But that 'little more' includes a deck of trading cards to play Quad Pro Quo. And, okay, listen, don't get me wrong. I'm not saying this collectable card game is, in isolate, a bad game. It's not gonna be something you decide to dedicate your life to instead of Magic: The Gathering or anything, but for what it is(an optional, unified minigame to get collectable items for those progression mechanics, as well as some extra cash) it's pretty solid. 

The game is basically like if Go and the entire 90s TCG boom went and had a baby; every card has four numbers on its corners, plus an element. You lay a card down on the grid, and if it touches one of your opponent's cards, the numbers on the matching edges are checked. Whoever owns the card with the bigger numbers claims ownership of the card with the smaller numbers for the length of the game, and whoever has more cards in their color when the grid is full wins the match.

So it's not that this whole sub-game is bad. It's fun, has some solid strategy. It's just that it's, like, there. It's another layer on the Scooby-Doo sandwich, and after a while it starts to get a little absurd how many separate sets of mechanics this game has.

I mean, honestly, a lot of my complaints are kind of quibbles, or matters of taste. The sheer number of mechanics is only going to bother you if you want that tightly narrowed focus, and not everyone is.

Some of them are even issues that almost certainly only affect me; like, my TV has a fussy issue with overscan, despite being a modern HDTV in the year 20-goddamned-17, and most games this isn't a problem. But The Tenth Line puts some UI elements alllll the way out at the very edge of its hypothetical screen space, and so on a TV like mine that cuts even a bit off, suddenly things like bottom menu options just kind of vanish into the ether.

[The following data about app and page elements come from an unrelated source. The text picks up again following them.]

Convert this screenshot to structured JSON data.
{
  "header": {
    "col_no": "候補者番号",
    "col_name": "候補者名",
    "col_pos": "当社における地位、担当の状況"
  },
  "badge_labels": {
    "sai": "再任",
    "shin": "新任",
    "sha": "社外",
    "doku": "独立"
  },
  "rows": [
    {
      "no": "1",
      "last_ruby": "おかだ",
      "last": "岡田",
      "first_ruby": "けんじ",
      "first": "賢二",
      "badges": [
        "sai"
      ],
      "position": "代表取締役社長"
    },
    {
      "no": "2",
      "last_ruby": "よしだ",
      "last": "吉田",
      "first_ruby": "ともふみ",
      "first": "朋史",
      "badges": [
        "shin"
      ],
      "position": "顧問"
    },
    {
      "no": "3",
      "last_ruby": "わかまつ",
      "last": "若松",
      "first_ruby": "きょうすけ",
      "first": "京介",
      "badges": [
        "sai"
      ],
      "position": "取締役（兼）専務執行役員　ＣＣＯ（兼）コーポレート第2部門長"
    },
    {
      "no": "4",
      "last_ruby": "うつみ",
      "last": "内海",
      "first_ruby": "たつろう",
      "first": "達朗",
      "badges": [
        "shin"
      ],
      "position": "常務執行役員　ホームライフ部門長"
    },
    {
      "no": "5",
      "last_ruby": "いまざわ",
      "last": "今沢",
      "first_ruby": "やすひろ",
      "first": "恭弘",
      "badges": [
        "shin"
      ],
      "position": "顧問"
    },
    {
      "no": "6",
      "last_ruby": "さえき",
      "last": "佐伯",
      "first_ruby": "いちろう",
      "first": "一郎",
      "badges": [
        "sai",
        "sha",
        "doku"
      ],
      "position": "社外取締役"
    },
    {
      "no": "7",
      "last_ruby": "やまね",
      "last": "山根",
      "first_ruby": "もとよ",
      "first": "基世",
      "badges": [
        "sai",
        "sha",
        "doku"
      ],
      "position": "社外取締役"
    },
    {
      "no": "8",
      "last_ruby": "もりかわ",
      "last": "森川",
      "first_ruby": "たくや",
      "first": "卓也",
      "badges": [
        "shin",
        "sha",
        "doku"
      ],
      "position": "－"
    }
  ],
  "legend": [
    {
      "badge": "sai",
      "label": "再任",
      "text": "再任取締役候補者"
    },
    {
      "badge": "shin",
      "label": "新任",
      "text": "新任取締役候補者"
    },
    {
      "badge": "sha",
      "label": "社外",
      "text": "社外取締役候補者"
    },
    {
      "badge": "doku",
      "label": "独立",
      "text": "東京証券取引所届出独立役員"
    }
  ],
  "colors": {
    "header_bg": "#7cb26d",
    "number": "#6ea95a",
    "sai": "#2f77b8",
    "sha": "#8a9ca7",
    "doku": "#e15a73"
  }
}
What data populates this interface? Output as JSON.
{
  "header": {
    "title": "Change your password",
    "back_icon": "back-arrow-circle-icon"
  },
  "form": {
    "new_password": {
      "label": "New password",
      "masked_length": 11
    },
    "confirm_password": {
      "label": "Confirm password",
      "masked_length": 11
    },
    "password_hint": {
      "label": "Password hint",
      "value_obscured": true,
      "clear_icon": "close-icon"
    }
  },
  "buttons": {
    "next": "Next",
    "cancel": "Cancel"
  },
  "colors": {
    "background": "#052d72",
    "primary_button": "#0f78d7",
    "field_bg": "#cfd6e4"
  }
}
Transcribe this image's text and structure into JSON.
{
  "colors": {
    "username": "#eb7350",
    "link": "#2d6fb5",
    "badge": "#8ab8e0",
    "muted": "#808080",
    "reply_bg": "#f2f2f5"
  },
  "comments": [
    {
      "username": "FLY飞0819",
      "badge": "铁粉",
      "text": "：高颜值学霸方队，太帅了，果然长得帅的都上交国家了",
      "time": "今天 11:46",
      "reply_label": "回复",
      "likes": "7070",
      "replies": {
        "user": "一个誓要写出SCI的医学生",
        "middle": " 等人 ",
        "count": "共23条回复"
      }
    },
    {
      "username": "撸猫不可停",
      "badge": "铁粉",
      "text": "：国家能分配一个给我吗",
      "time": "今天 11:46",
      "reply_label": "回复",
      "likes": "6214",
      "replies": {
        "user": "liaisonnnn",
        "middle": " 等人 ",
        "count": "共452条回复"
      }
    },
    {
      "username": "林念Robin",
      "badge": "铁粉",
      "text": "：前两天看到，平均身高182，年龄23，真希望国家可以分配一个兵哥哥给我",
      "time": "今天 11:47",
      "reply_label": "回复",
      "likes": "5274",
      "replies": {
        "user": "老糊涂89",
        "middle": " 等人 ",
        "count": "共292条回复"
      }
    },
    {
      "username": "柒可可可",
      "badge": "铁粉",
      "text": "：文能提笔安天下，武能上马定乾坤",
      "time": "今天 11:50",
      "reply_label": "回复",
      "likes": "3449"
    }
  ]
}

And with no in-game screen adjustment, or respect to the OS-level display-area command, there's little I can do to fix it.

But there's a thing or two that are more universal. Quibbles still, but at least shared ones. The button prompts have a tendency to always be a circle with a symbol in them. For face button prompts, this is fine, no fuss. For things like the triggers, though, it can flub you up, especially when some of those prompts are teeny tiny.

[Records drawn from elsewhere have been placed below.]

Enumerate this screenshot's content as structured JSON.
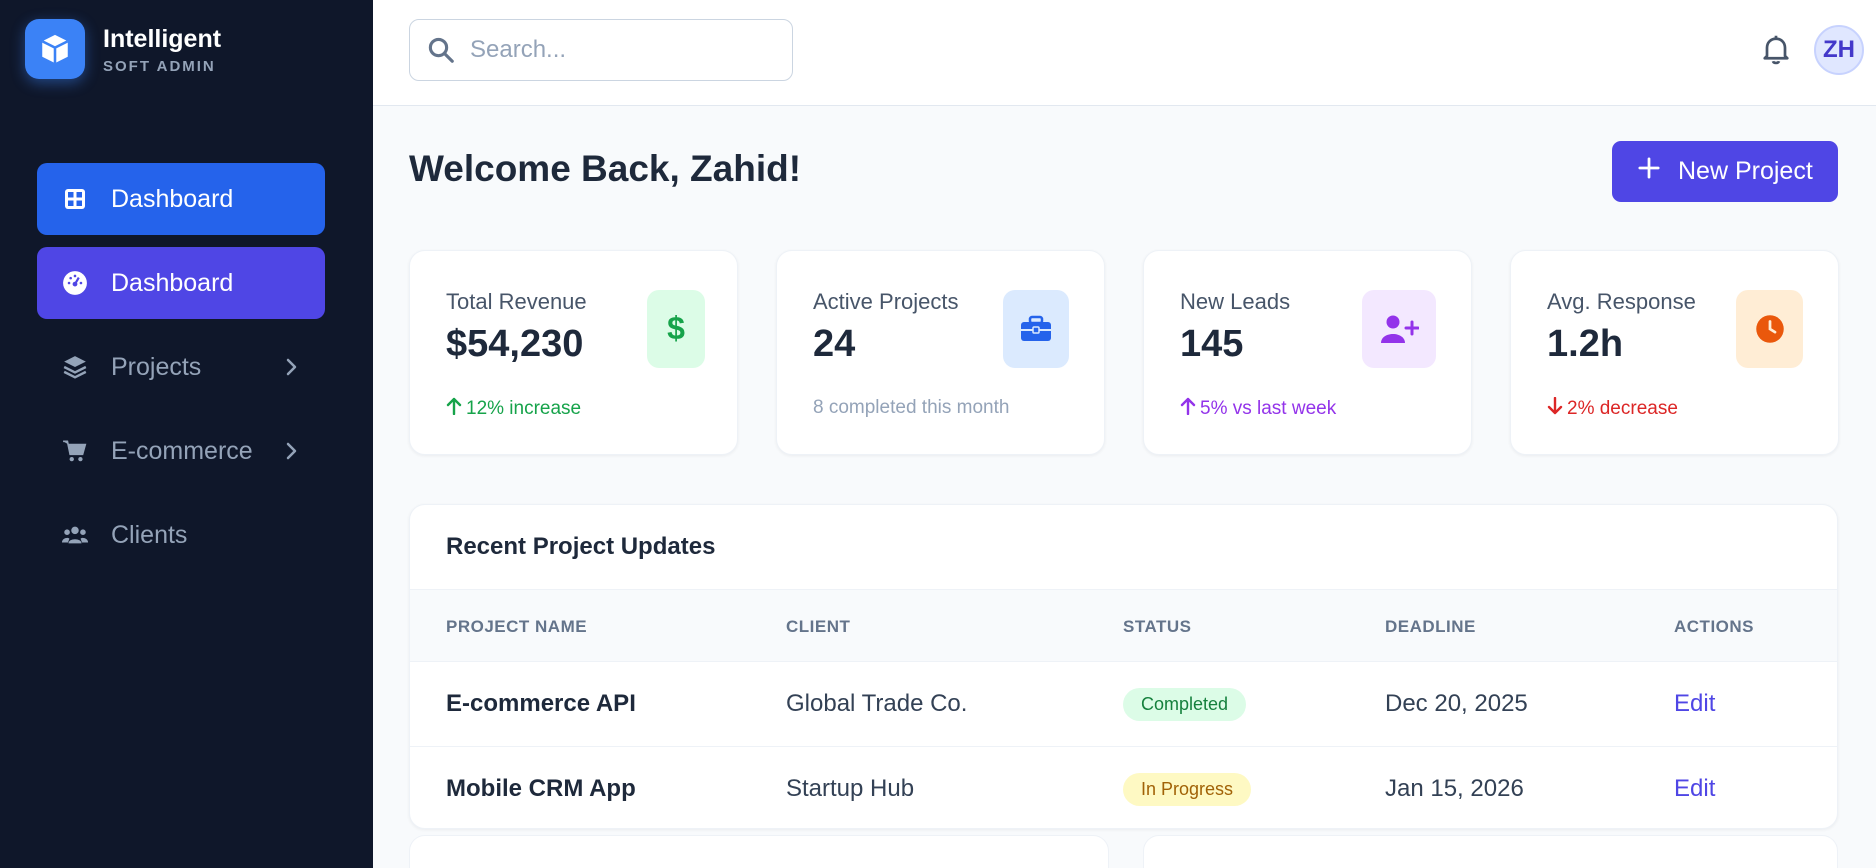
{
  "brand": {
    "name": "Intelligent",
    "subtitle": "SOFT ADMIN"
  },
  "sidebar": {
    "items": [
      {
        "label": "Dashboard",
        "icon": "grid-icon",
        "state": "active"
      },
      {
        "label": "Dashboard",
        "icon": "dashboard-gauge-icon",
        "state": "active"
      },
      {
        "label": "Projects",
        "icon": "layers-icon",
        "has_submenu": true
      },
      {
        "label": "E-commerce",
        "icon": "cart-icon",
        "has_submenu": true
      },
      {
        "label": "Clients",
        "icon": "users-icon"
      }
    ]
  },
  "topbar": {
    "search_placeholder": "Search...",
    "avatar_initials": "ZH"
  },
  "header": {
    "welcome": "Welcome Back, Zahid!",
    "new_project_label": "New Project"
  },
  "stats": [
    {
      "label": "Total Revenue",
      "value": "$54,230",
      "foot": "12% increase",
      "trend": "up",
      "icon": "dollar-icon",
      "accent": "#16a34a",
      "accent_bg": "#dcfce7"
    },
    {
      "label": "Active Projects",
      "value": "24",
      "foot": "8 completed this month",
      "trend": "none",
      "icon": "briefcase-icon",
      "accent": "#2563eb",
      "accent_bg": "#dbeafe"
    },
    {
      "label": "New Leads",
      "value": "145",
      "foot": "5% vs last week",
      "trend": "up",
      "icon": "user-plus-icon",
      "accent": "#9333ea",
      "accent_bg": "#f3e8ff"
    },
    {
      "label": "Avg. Response",
      "value": "1.2h",
      "foot": "2% decrease",
      "trend": "down",
      "icon": "clock-icon",
      "accent": "#ea580c",
      "accent_bg": "#ffedd5"
    }
  ],
  "projects_table": {
    "title": "Recent Project Updates",
    "columns": [
      "PROJECT NAME",
      "CLIENT",
      "STATUS",
      "DEADLINE",
      "ACTIONS"
    ],
    "rows": [
      {
        "name": "E-commerce API",
        "client": "Global Trade Co.",
        "status": "Completed",
        "deadline": "Dec 20, 2025",
        "action": "Edit"
      },
      {
        "name": "Mobile CRM App",
        "client": "Startup Hub",
        "status": "In Progress",
        "deadline": "Jan 15, 2026",
        "action": "Edit"
      }
    ]
  },
  "colors": {
    "sidebar_bg": "#0f172a",
    "primary_blue": "#2563eb",
    "primary_indigo": "#4f46e5",
    "completed_bg": "#dcfce7",
    "completed_text": "#15803d",
    "in_progress_bg": "#fef9c3",
    "in_progress_text": "#a16207"
  }
}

Or how the "follow" mechanic in the platforming segments doesn't include any auto platforming, or even just hooking the other characters into the background and have them stay locked with you. So you end up mostly having to just go through each segment three times in succession, unless you want to open each fight solo and have to wait a turn or two for the others to show up; an interesting mechanic, but the resulting incentive is to just always keep everyone close-by if I can help it, and so we get back to the "do everything three times in succession" for even the simplest jump.

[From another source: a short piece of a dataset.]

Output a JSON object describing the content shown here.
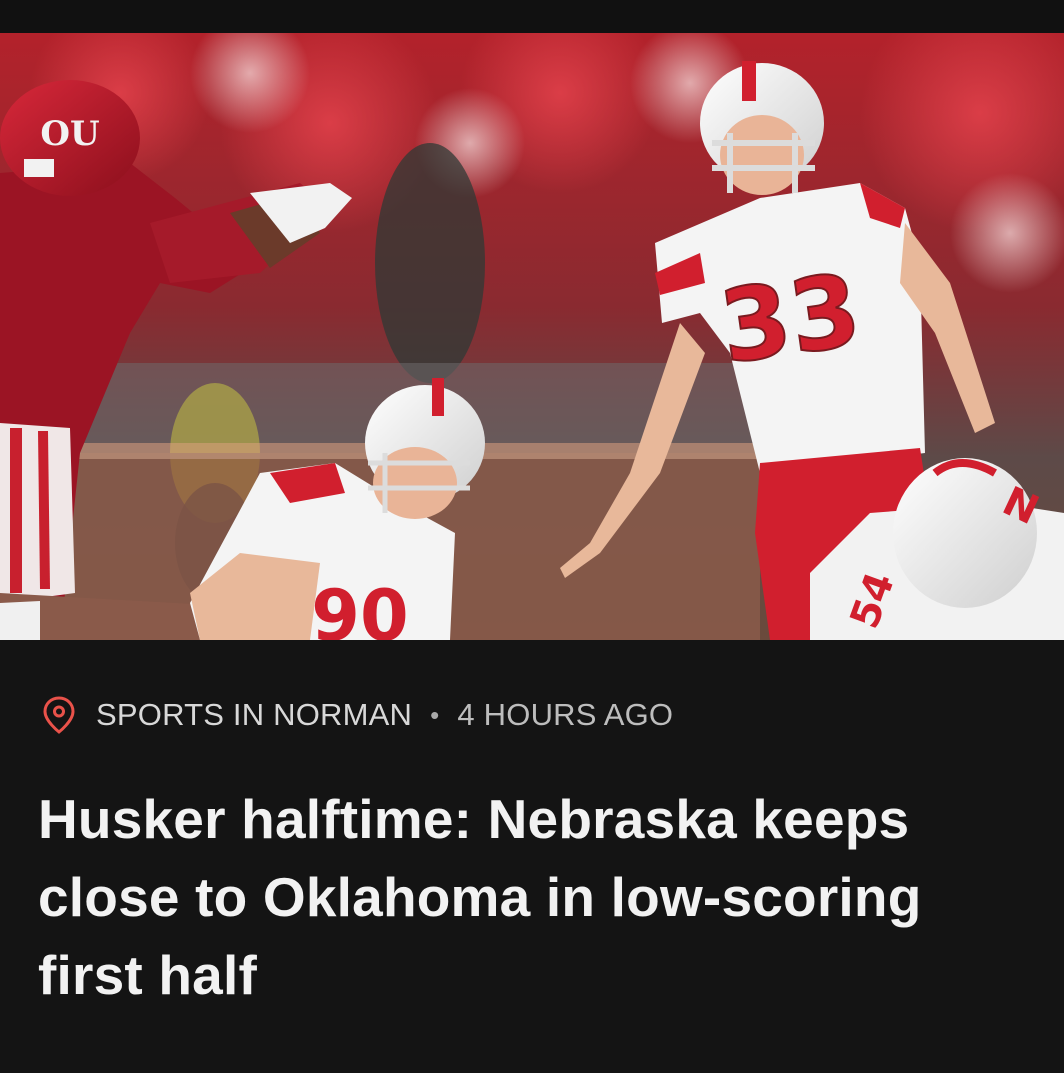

Yet at the end of the day...I mean, there's a good core here. The game has some rough edges, but the sheer passion courses through this thing like none of the big AAA games are going to do. The game's reach, at times, can exceed its grasp...but that's not the worst crime. And even when it stumbles, it's usually at least stumbling in a far more interesting way than the kind of games that play it far too safe in a bid to be an also-ran.

So I recommended the game up at the top. You know this. With all my rambling and ranting and weird sandwich tangents, you might be wondering why. And if I have to boil it down...It's that, right there. Passion. The game's got its flaws, some of which are technical enough that I hope get patched out, and some of which are just inherent to the design. But I really get the sense here of a game made by someone who loved the JRPGs they grew up on and wanted to make a game like that, wanted to turn their love into something they could share with others.

And when you really get down to it...I respect the hell out of The Tenth Line for that fact. And that kind of respect carries so, so much farther than the game's modest $12.99 price tag.